---------- Dataset entries

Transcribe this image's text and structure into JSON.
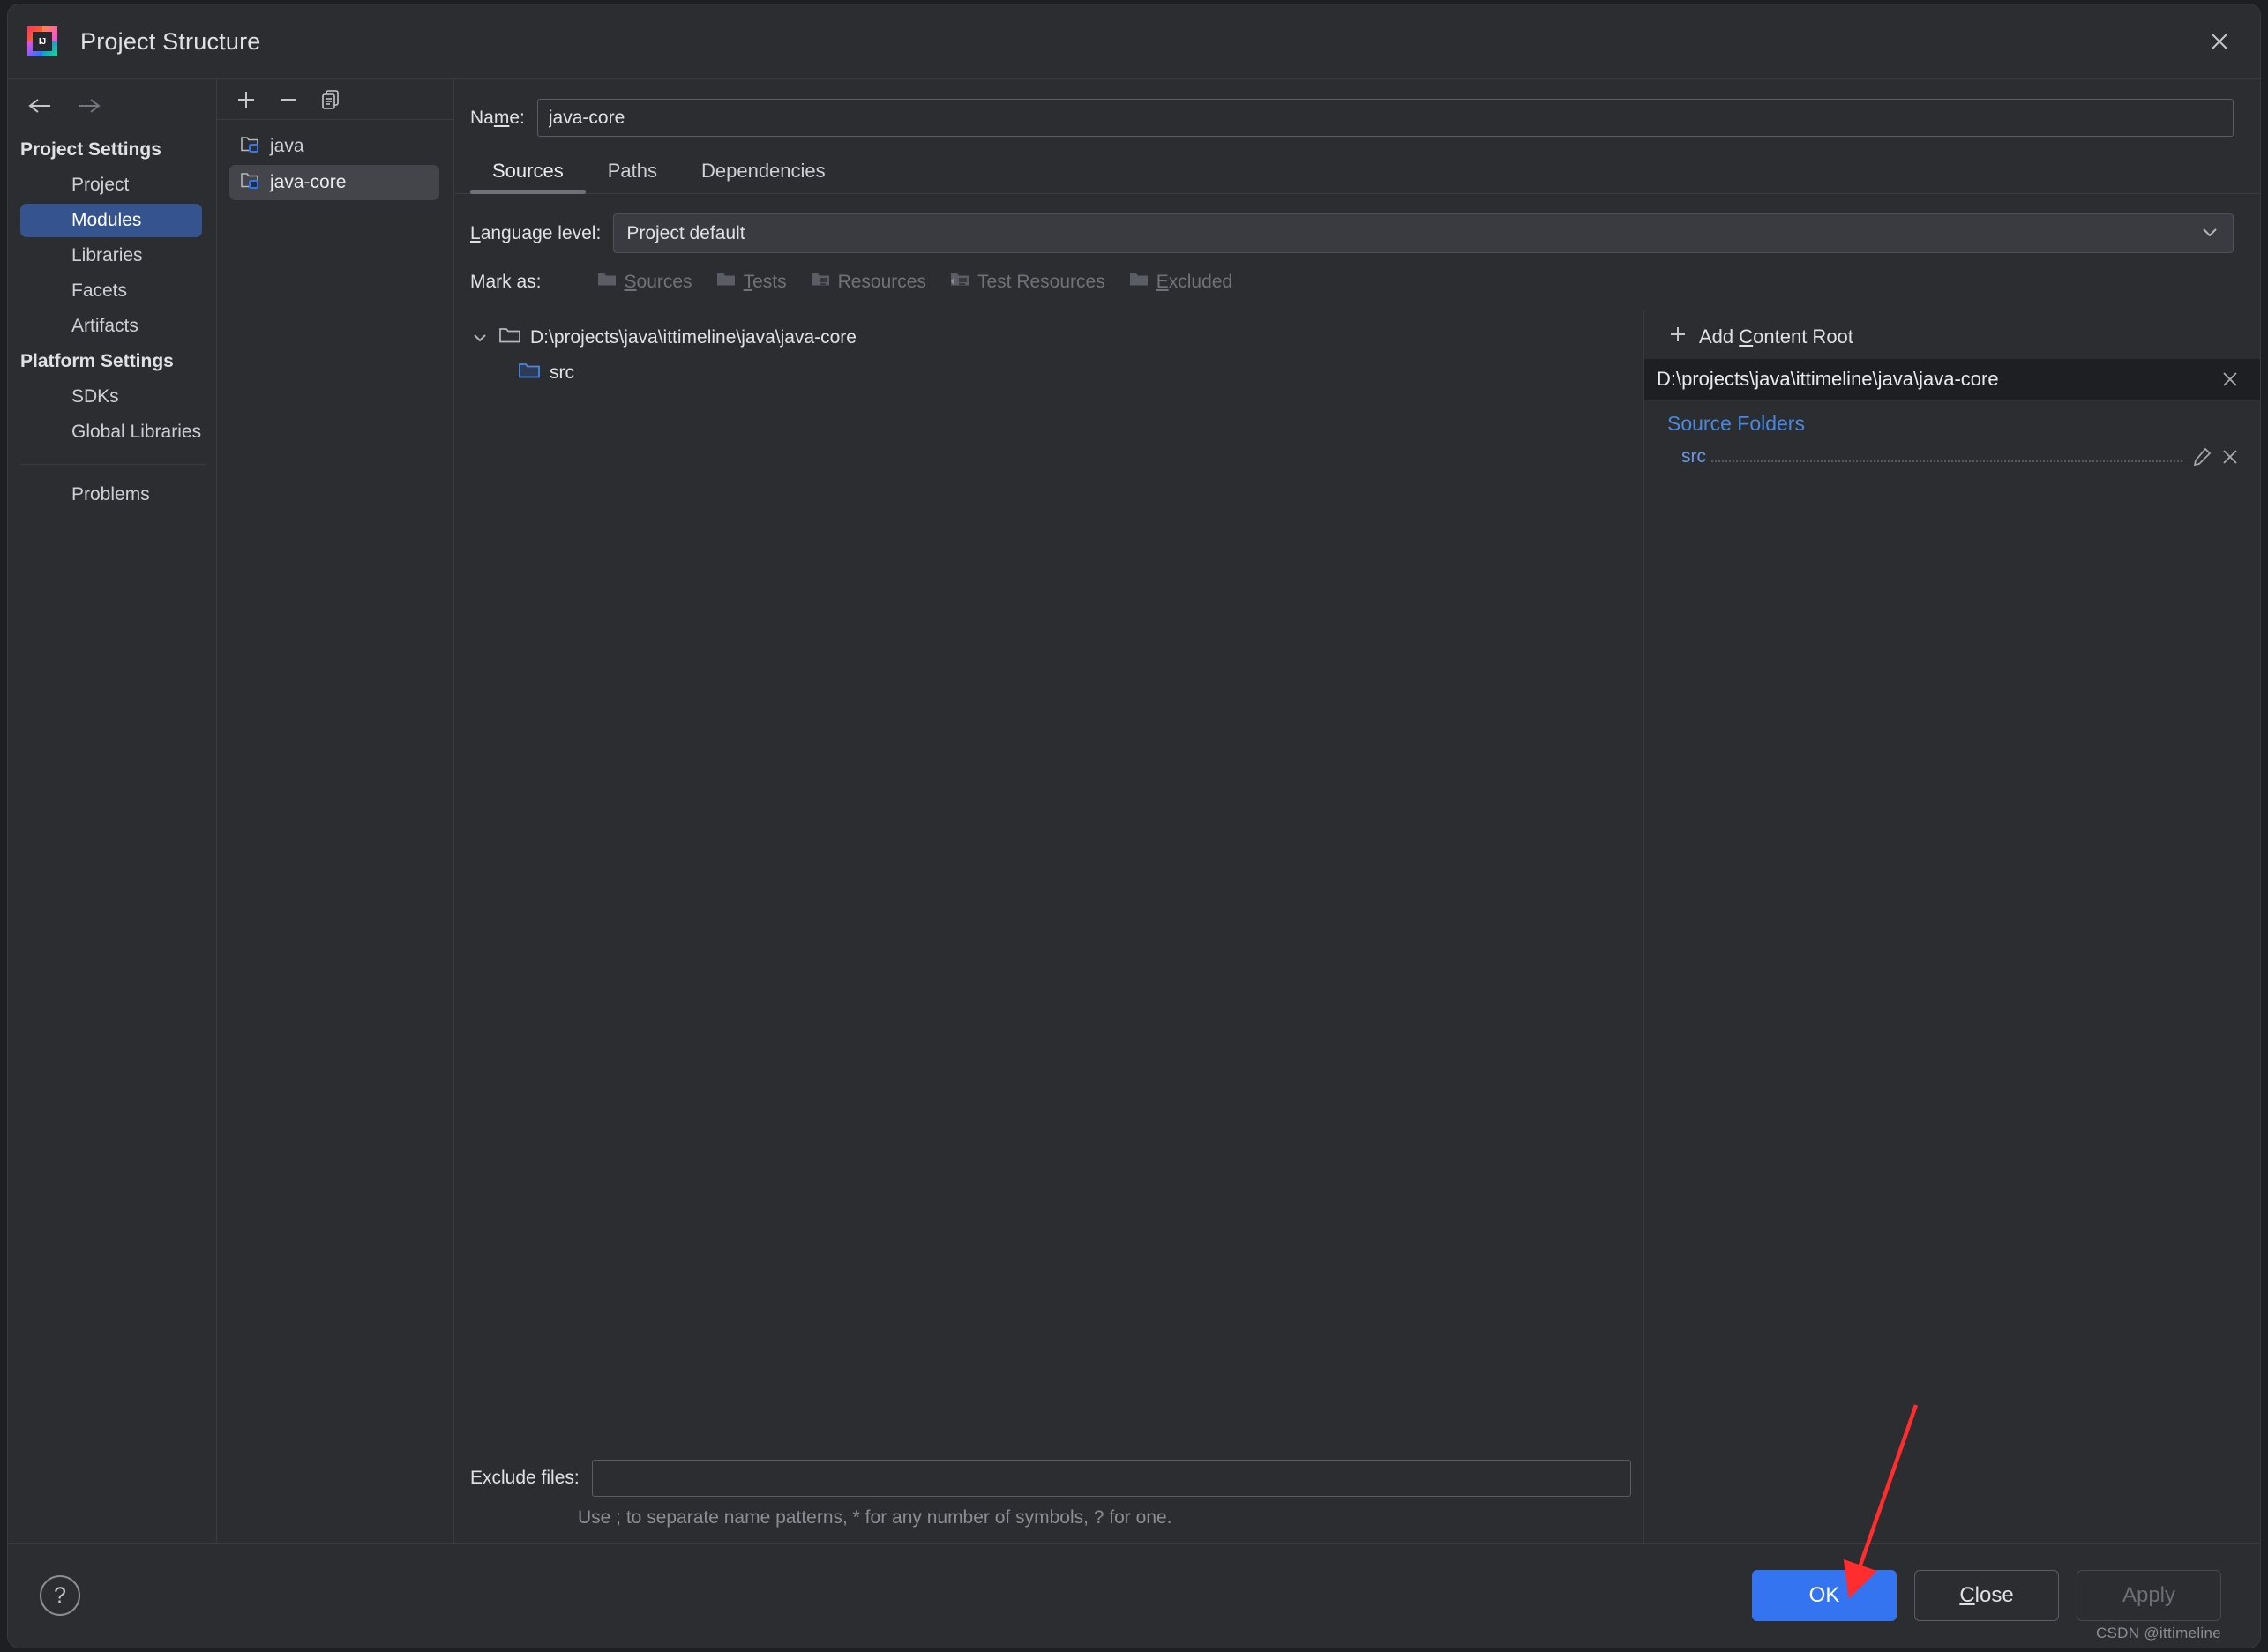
{
  "window": {
    "title": "Project Structure",
    "app_icon": "intellij-idea-icon",
    "close_label": "✕"
  },
  "nav": {
    "back_icon": "arrow-left-icon",
    "forward_icon": "arrow-right-icon"
  },
  "sidebar": {
    "groups": [
      {
        "label": "Project Settings",
        "items": [
          {
            "label": "Project",
            "selected": false
          },
          {
            "label": "Modules",
            "selected": true
          },
          {
            "label": "Libraries",
            "selected": false
          },
          {
            "label": "Facets",
            "selected": false
          },
          {
            "label": "Artifacts",
            "selected": false
          }
        ]
      },
      {
        "label": "Platform Settings",
        "items": [
          {
            "label": "SDKs",
            "selected": false
          },
          {
            "label": "Global Libraries",
            "selected": false
          }
        ]
      }
    ],
    "footer_item": {
      "label": "Problems",
      "selected": false
    }
  },
  "modules_panel": {
    "toolbar": [
      {
        "icon": "plus-icon",
        "tooltip": "Add"
      },
      {
        "icon": "minus-icon",
        "tooltip": "Remove"
      },
      {
        "icon": "copy-icon",
        "tooltip": "Copy"
      }
    ],
    "items": [
      {
        "label": "java",
        "selected": false
      },
      {
        "label": "java-core",
        "selected": true
      }
    ]
  },
  "module_editor": {
    "name_label": "Name:",
    "name_label_mnemonic": "m",
    "name_value": "java-core",
    "tabs": [
      {
        "label": "Sources",
        "active": true
      },
      {
        "label": "Paths",
        "active": false
      },
      {
        "label": "Dependencies",
        "active": false
      }
    ],
    "language_level": {
      "label": "Language level:",
      "label_mnemonic": "L",
      "value": "Project default",
      "chevron": "chevron-down-icon"
    },
    "mark_as": {
      "label": "Mark as:",
      "options": [
        {
          "label": "Sources",
          "mnemonic": "S",
          "icon": "folder-sources-icon",
          "enabled": false
        },
        {
          "label": "Tests",
          "mnemonic": "T",
          "icon": "folder-tests-icon",
          "enabled": false
        },
        {
          "label": "Resources",
          "mnemonic": "",
          "icon": "folder-resources-icon",
          "enabled": false
        },
        {
          "label": "Test Resources",
          "mnemonic": "",
          "icon": "folder-test-resources-icon",
          "enabled": false
        },
        {
          "label": "Excluded",
          "mnemonic": "E",
          "icon": "folder-excluded-icon",
          "enabled": false
        }
      ]
    },
    "content_tree": [
      {
        "label": "D:\\projects\\java\\ittimeline\\java\\java-core",
        "icon": "folder-icon",
        "expanded": true,
        "depth": 0
      },
      {
        "label": "src",
        "icon": "folder-source-icon",
        "expanded": false,
        "depth": 1
      }
    ],
    "exclude": {
      "label": "Exclude files:",
      "value": "",
      "placeholder": "",
      "hint": "Use ; to separate name patterns, * for any number of symbols, ? for one."
    }
  },
  "details_panel": {
    "add_content_root": {
      "label": "Add Content Root",
      "mnemonic": "C",
      "icon": "plus-icon"
    },
    "content_root": {
      "path": "D:\\projects\\java\\ittimeline\\java\\java-core",
      "remove_icon": "close-icon"
    },
    "source_folders_title": "Source Folders",
    "source_folders": [
      {
        "name": "src",
        "edit_icon": "pencil-icon",
        "remove_icon": "close-icon"
      }
    ]
  },
  "footer": {
    "help_label": "?",
    "buttons": [
      {
        "label": "OK",
        "style": "primary",
        "mnemonic": ""
      },
      {
        "label": "Close",
        "style": "normal",
        "mnemonic": "C"
      },
      {
        "label": "Apply",
        "style": "disabled",
        "mnemonic": ""
      }
    ],
    "watermark": "CSDN @ittimeline"
  },
  "annotation": {
    "arrow_color": "#ff2d2d",
    "points_to": "OK"
  },
  "colors": {
    "dialog_bg": "#2b2d30",
    "panel_dark": "#1e1f22",
    "selection_blue": "#35538f",
    "accent_blue": "#3574f0",
    "link_blue": "#4a88df",
    "border": "#393b40",
    "text": "#dfe1e5",
    "text_dim": "#8b8e92"
  }
}
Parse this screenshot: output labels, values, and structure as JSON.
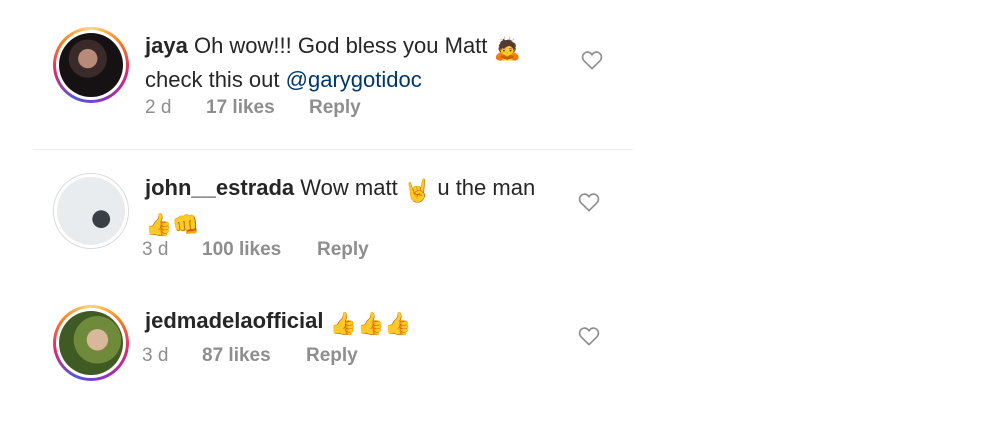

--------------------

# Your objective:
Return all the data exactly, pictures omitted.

# Response area:
Transcribe this image's text and structure into JSON.
{
  "window": {
    "title": "Project Structure",
    "app_icon": "intellij-idea-icon",
    "close_label": "✕"
  },
  "nav": {
    "back_icon": "arrow-left-icon",
    "forward_icon": "arrow-right-icon"
  },
  "sidebar": {
    "groups": [
      {
        "label": "Project Settings",
        "items": [
          {
            "label": "Project",
            "selected": false
          },
          {
            "label": "Modules",
            "selected": true
          },
          {
            "label": "Libraries",
            "selected": false
          },
          {
            "label": "Facets",
            "selected": false
          },
          {
            "label": "Artifacts",
            "selected": false
          }
        ]
      },
      {
        "label": "Platform Settings",
        "items": [
          {
            "label": "SDKs",
            "selected": false
          },
          {
            "label": "Global Libraries",
            "selected": false
          }
        ]
      }
    ],
    "footer_item": {
      "label": "Problems",
      "selected": false
    }
  },
  "modules_panel": {
    "toolbar": [
      {
        "icon": "plus-icon",
        "tooltip": "Add"
      },
      {
        "icon": "minus-icon",
        "tooltip": "Remove"
      },
      {
        "icon": "copy-icon",
        "tooltip": "Copy"
      }
    ],
    "items": [
      {
        "label": "java",
        "selected": false
      },
      {
        "label": "java-core",
        "selected": true
      }
    ]
  },
  "module_editor": {
    "name_label": "Name:",
    "name_label_mnemonic": "m",
    "name_value": "java-core",
    "tabs": [
      {
        "label": "Sources",
        "active": true
      },
      {
        "label": "Paths",
        "active": false
      },
      {
        "label": "Dependencies",
        "active": false
      }
    ],
    "language_level": {
      "label": "Language level:",
      "label_mnemonic": "L",
      "value": "Project default",
      "chevron": "chevron-down-icon"
    },
    "mark_as": {
      "label": "Mark as:",
      "options": [
        {
          "label": "Sources",
          "mnemonic": "S",
          "icon": "folder-sources-icon",
          "enabled": false
        },
        {
          "label": "Tests",
          "mnemonic": "T",
          "icon": "folder-tests-icon",
          "enabled": false
        },
        {
          "label": "Resources",
          "mnemonic": "",
          "icon": "folder-resources-icon",
          "enabled": false
        },
        {
          "label": "Test Resources",
          "mnemonic": "",
          "icon": "folder-test-resources-icon",
          "enabled": false
        },
        {
          "label": "Excluded",
          "mnemonic": "E",
          "icon": "folder-excluded-icon",
          "enabled": false
        }
      ]
    },
    "content_tree": [
      {
        "label": "D:\\projects\\java\\ittimeline\\java\\java-core",
        "icon": "folder-icon",
        "expanded": true,
        "depth": 0
      },
      {
        "label": "src",
        "icon": "folder-source-icon",
        "expanded": false,
        "depth": 1
      }
    ],
    "exclude": {
      "label": "Exclude files:",
      "value": "",
      "placeholder": "",
      "hint": "Use ; to separate name patterns, * for any number of symbols, ? for one."
    }
  },
  "details_panel": {
    "add_content_root": {
      "label": "Add Content Root",
      "mnemonic": "C",
      "icon": "plus-icon"
    },
    "content_root": {
      "path": "D:\\projects\\java\\ittimeline\\java\\java-core",
      "remove_icon": "close-icon"
    },
    "source_folders_title": "Source Folders",
    "source_folders": [
      {
        "name": "src",
        "edit_icon": "pencil-icon",
        "remove_icon": "close-icon"
      }
    ]
  },
  "footer": {
    "help_label": "?",
    "buttons": [
      {
        "label": "OK",
        "style": "primary",
        "mnemonic": ""
      },
      {
        "label": "Close",
        "style": "normal",
        "mnemonic": "C"
      },
      {
        "label": "Apply",
        "style": "disabled",
        "mnemonic": ""
      }
    ],
    "watermark": "CSDN @ittimeline"
  },
  "annotation": {
    "arrow_color": "#ff2d2d",
    "points_to": "OK"
  },
  "colors": {
    "dialog_bg": "#2b2d30",
    "panel_dark": "#1e1f22",
    "selection_blue": "#35538f",
    "accent_blue": "#3574f0",
    "link_blue": "#4a88df",
    "border": "#393b40",
    "text": "#dfe1e5",
    "text_dim": "#8b8e92"
  }
}
Parse this screenshot: output labels, values, and structure as JSON.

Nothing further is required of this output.